Wednesday, July 17, 2019

Pagan Prayers

I was listening to my favorite podcast, Clerically Speaking, yesterday when they made an interesting point about prayer. Prayer is not my strongest suit, to say the least.

Pagan prayer is where you pray and expect results. That is, if I say this incantation, God will love me or I'll get some benefit. Or, perhaps, if I sacrifice this chicken, my team will win the big game.

If the chicken sacrifices me, there's no telling what might happen.

In any case, they discussed contemplative prayer which is where you exist in the moment and let the moment wash over you as you contemplate and listen for what God has to say to you. I did this the other day in Adoration. Mother kitteh is doing quite poorly and I was exhausted and stressed. I was told to just love.

Leaving my mom yesterday, I tried contemplative prayer as I drove and I thought about the love and peace I had brought her by setting up some additional care. I was on my way to do some shopping, so I vowed to try and bring some smiles to the clerks and other folks at the stores. I think I managed to do it.

It happened because I opened myself up to what God wanted of me in the moment, not because I performed a certain rite and said certain words. I think those have their place, but not the same as the one they hold in a pagan world.

Does that make sense?


Ilíon said...
This comment has been removed by the author.
Ilíon said...

Imperials: Be Still My Soul

Kim Hill: Be Still and Know

2nd Chapter of Acts: Be Still My Soul

ligneus said...

Makes perfect sense. And being pleasant to cashiers and such is a two way street. It's the sort of thing that makes life worth living.

Foxfier said...

Seems like it's addressing a problem, though not one I have.

I've been blessed with not expecting the ordered results from prayer. I ask, and I'm probably wrong on what I ask for; what I need to do is trust Him to take care of it. But asking doesn't hurt.

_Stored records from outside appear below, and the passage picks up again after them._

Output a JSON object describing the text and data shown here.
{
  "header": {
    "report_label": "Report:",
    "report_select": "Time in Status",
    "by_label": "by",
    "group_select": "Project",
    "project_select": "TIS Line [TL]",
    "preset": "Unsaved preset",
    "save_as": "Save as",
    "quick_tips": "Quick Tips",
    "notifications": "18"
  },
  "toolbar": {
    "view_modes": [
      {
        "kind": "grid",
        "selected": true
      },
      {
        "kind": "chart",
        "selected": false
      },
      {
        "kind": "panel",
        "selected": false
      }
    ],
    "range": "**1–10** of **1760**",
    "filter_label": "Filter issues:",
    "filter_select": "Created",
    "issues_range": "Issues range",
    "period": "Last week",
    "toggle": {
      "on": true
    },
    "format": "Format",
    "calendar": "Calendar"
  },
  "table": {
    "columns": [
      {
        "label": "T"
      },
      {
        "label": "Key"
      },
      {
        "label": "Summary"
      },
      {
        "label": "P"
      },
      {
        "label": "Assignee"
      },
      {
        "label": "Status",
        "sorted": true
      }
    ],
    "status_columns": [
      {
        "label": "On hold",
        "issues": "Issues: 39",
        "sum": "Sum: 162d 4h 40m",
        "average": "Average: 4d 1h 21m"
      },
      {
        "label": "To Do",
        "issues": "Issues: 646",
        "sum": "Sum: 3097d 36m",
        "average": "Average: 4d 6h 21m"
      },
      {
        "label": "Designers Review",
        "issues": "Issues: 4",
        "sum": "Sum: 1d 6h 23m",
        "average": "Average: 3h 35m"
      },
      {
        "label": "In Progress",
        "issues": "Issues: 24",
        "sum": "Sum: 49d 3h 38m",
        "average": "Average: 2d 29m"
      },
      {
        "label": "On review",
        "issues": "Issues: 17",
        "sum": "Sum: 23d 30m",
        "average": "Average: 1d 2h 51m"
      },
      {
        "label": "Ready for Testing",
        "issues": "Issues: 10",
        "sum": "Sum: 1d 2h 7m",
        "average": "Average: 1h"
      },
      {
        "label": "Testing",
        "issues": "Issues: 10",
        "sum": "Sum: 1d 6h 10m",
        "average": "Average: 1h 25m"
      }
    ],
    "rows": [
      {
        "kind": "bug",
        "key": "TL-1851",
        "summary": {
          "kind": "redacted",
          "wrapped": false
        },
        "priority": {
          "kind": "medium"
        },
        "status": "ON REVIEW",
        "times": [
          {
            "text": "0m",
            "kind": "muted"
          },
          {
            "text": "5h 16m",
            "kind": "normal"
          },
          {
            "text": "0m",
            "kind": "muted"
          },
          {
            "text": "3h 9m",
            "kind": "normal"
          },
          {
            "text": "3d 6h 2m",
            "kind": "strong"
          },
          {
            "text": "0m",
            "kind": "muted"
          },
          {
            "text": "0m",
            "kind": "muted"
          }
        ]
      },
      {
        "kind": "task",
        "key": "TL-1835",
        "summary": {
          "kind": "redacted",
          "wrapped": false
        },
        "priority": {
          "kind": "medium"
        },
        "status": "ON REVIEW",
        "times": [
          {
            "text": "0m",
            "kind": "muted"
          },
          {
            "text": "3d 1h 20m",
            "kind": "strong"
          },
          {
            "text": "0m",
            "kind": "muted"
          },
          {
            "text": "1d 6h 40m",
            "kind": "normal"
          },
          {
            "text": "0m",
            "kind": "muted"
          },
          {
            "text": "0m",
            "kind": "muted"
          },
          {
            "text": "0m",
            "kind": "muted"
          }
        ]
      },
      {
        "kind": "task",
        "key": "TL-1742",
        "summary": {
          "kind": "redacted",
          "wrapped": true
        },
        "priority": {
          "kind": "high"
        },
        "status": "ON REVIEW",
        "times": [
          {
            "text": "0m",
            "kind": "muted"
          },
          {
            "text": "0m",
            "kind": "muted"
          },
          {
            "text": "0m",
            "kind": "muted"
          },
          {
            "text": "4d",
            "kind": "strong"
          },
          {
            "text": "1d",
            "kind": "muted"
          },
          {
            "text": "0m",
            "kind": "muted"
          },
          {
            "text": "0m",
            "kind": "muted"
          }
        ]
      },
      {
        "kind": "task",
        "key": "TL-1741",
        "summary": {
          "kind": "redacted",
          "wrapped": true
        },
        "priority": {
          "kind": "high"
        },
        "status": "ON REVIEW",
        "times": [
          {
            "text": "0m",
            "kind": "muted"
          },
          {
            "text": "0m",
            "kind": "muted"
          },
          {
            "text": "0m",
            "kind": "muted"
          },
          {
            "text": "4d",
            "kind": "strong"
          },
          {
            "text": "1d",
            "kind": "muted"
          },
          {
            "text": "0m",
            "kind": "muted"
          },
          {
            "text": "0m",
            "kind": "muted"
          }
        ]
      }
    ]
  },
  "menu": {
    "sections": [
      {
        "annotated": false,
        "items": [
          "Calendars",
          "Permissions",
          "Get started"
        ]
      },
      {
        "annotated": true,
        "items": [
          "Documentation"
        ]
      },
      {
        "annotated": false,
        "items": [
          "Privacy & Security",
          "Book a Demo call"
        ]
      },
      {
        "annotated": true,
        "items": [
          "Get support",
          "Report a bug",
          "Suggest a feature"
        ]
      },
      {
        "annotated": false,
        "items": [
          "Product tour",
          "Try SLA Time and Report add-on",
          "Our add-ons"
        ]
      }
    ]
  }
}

tim eisele said...

KT: Not only would I agree that contemplative prayer makes sense, I would also argue that, given an omnipotent, omniscient, omnipresent, and eternal God, it is the *only* kind of prayer that makes sense.

God is even further beyond our comprehension than we are beyond the comprehension of the average bacteria. "Pagan" prayers consist of a combination of flattery, groveling, and wheedling in an attempt to get favors out of God, but how much would any of us pay attention to the flattery and brown-nosing of a single Rhizobium leguminosarum cell growing in a root nodule of a bean plant in our garden? Let alone pick one out of trillions, all asking for different and often mutually incompatible things that are likely not in line with what we really want to accomplish (in this case, growing beans)?

The thing is, when Jesus gave the apostles the Lord's Prayer, it was pretty clear that what he had in mind was contemplative prayer. The Lord's Prayer has kind of the form of a "pagan" prayer, but the part at the beginning that resembles an attempt to flatter God actually is to remind the person praying just how far he is beneath God. The part that looks like a request for a favor, is actually a reminder that we are in no position to request favors, and we should accept what we get with good grace, and not to expect any more forgiveness than we give others. And what looks like groveling at the end, is actually a reminder that we are supposed to be working for God and not vice-versa. This is most useful if you say it *once*, while considering what it actually means, to put you into a properly contemplative frame of mind. He specifically told us *not* to go on and on in public, babbling and nagging in hopes that by mere repetition we will get very specific things that we want (Matthew 6:5-8).

So, I'd say you are on a more useful track. There is nothing anyone can tell God that he doesn't already know, but if a person is constantly rambling and dinning away at him, they will drown out anything they might hear in return.